If a line in the data contains "legend", copy it out.
:: Given data
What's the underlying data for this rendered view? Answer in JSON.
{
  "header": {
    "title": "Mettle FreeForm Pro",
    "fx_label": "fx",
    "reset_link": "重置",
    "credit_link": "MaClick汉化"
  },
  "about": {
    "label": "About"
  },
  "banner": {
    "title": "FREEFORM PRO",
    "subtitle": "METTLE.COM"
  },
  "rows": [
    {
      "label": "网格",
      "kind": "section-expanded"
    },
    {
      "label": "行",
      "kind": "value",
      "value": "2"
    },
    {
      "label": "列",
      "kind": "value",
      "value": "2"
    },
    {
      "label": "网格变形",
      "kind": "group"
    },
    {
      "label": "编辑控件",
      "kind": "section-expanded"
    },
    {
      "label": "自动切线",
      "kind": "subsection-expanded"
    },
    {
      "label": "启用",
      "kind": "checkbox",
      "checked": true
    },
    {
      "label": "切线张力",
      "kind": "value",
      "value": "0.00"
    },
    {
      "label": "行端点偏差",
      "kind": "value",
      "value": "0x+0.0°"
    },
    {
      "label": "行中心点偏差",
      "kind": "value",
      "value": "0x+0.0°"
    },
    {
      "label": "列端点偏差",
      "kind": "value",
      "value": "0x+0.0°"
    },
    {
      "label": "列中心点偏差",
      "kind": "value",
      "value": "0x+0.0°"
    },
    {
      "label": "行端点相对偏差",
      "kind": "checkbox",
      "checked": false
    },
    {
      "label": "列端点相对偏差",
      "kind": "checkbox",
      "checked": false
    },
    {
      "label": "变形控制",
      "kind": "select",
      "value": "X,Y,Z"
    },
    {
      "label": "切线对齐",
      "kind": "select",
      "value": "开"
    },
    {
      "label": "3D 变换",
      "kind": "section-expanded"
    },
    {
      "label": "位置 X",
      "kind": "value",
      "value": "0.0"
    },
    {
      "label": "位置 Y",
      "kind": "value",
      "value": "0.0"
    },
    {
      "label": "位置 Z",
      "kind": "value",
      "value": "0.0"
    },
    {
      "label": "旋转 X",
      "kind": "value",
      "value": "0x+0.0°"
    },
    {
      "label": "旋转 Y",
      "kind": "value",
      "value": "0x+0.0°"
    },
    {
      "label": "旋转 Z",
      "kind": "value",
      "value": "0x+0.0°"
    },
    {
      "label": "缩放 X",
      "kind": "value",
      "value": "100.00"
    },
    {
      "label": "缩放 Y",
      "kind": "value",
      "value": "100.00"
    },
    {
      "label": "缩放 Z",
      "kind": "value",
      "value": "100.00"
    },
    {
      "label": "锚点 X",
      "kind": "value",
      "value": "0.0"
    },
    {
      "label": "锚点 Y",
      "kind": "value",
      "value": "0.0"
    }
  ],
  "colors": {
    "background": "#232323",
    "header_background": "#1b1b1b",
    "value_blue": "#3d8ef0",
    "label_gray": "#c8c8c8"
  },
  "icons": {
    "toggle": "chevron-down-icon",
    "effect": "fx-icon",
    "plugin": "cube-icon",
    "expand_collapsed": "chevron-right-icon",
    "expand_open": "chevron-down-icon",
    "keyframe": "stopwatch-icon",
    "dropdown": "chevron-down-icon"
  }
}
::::
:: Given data
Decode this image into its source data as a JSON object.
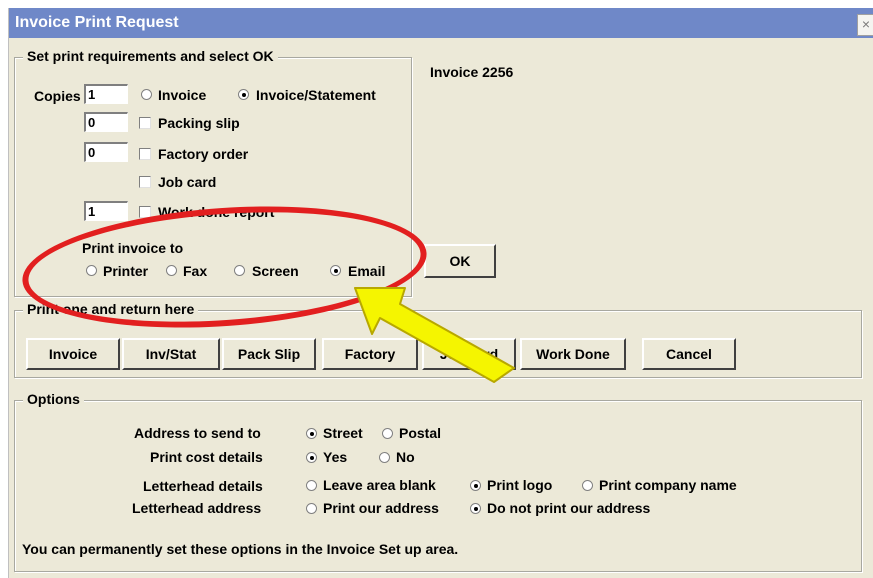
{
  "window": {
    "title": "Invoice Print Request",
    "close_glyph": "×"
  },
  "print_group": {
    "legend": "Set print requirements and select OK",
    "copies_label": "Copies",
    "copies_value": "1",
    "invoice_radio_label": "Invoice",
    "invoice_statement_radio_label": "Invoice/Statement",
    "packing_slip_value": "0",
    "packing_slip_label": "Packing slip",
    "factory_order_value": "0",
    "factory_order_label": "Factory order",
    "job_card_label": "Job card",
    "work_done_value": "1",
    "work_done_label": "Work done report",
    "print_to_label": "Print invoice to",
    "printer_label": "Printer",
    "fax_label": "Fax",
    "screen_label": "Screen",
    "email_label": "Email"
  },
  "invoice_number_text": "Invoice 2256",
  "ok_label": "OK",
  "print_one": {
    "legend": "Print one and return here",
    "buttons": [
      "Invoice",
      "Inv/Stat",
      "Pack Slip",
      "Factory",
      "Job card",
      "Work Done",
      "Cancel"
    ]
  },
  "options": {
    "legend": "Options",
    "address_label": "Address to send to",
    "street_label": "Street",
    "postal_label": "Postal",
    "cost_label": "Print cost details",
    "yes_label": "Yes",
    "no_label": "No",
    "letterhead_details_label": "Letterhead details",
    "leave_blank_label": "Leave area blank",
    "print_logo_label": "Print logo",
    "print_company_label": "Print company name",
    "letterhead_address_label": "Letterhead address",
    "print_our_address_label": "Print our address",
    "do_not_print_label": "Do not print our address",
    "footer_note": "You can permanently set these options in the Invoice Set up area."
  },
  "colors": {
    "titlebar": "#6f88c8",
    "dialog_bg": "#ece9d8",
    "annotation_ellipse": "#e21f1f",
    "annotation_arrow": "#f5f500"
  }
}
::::
▸ Reply to the exercise
    "legend": "Set print requirements and select OK",
    "legend": "Print one and return here",
    "legend": "Options",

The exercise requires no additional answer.